● **TASK GOAL**
Each record is to be given again without alteration.

● **Records from a dataset**

┌──

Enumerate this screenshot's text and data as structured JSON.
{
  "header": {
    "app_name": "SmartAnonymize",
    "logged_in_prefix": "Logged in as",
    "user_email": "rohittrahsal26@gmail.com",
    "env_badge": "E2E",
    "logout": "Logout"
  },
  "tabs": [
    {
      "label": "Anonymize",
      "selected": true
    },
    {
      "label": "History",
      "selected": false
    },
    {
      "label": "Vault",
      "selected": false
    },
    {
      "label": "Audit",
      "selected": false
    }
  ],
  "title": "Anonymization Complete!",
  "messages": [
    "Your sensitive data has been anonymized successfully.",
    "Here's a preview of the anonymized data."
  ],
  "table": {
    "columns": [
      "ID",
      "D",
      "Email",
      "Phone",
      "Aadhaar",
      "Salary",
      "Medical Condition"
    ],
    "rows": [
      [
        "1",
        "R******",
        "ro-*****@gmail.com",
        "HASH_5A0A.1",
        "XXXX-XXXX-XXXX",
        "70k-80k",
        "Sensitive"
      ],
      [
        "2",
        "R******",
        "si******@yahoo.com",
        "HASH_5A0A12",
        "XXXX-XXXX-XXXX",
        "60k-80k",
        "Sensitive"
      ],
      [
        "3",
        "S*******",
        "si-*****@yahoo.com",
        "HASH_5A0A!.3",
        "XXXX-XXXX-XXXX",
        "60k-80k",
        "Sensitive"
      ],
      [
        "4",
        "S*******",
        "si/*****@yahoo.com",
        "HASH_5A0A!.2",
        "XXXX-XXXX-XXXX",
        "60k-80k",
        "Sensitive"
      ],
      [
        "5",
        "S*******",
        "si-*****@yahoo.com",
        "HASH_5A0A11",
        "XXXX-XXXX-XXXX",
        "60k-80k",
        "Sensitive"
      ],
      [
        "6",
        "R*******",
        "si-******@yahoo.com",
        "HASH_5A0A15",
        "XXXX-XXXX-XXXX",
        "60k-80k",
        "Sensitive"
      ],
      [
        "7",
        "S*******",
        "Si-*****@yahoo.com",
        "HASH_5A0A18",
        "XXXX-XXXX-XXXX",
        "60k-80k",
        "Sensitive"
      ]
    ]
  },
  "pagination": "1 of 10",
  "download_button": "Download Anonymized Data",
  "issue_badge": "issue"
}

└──

● **ANSWER TO THIS TASK**
Enumerate this screenshot's text and data as structured JSON.
{
  "header": {
    "app_name": "SmartAnonymize",
    "logged_in_prefix": "Logged in as",
    "user_email": "rohittrahsal26@gmail.com",
    "env_badge": "E2E",
    "logout": "Logout"
  },
  "tabs": [
    {
      "label": "Anonymize",
      "selected": true
    },
    {
      "label": "History",
      "selected": false
    },
    {
      "label": "Vault",
      "selected": false
    },
    {
      "label": "Audit",
      "selected": false
    }
  ],
  "title": "Anonymization Complete!",
  "messages": [
    "Your sensitive data has been anonymized successfully.",
    "Here's a preview of the anonymized data."
  ],
  "table": {
    "columns": [
      "ID",
      "D",
      "Email",
      "Phone",
      "Aadhaar",
      "Salary",
      "Medical Condition"
    ],
    "rows": [
      [
        "1",
        "R******",
        "ro-*****@gmail.com",
        "HASH_5A0A.1",
        "XXXX-XXXX-XXXX",
        "70k-80k",
        "Sensitive"
      ],
      [
        "2",
        "R******",
        "si******@yahoo.com",
        "HASH_5A0A12",
        "XXXX-XXXX-XXXX",
        "60k-80k",
        "Sensitive"
      ],
      [
        "3",
        "S*******",
        "si-*****@yahoo.com",
        "HASH_5A0A!.3",
        "XXXX-XXXX-XXXX",
        "60k-80k",
        "Sensitive"
      ],
      [
        "4",
        "S*******",
        "si/*****@yahoo.com",
        "HASH_5A0A!.2",
        "XXXX-XXXX-XXXX",
        "60k-80k",
        "Sensitive"
      ],
      [
        "5",
        "S*******",
        "si-*****@yahoo.com",
        "HASH_5A0A11",
        "XXXX-XXXX-XXXX",
        "60k-80k",
        "Sensitive"
      ],
      [
        "6",
        "R*******",
        "si-******@yahoo.com",
        "HASH_5A0A15",
        "XXXX-XXXX-XXXX",
        "60k-80k",
        "Sensitive"
      ],
      [
        "7",
        "S*******",
        "Si-*****@yahoo.com",
        "HASH_5A0A18",
        "XXXX-XXXX-XXXX",
        "60k-80k",
        "Sensitive"
      ]
    ]
  },
  "pagination": "1 of 10",
  "download_button": "Download Anonymized Data",
  "issue_badge": "issue"
}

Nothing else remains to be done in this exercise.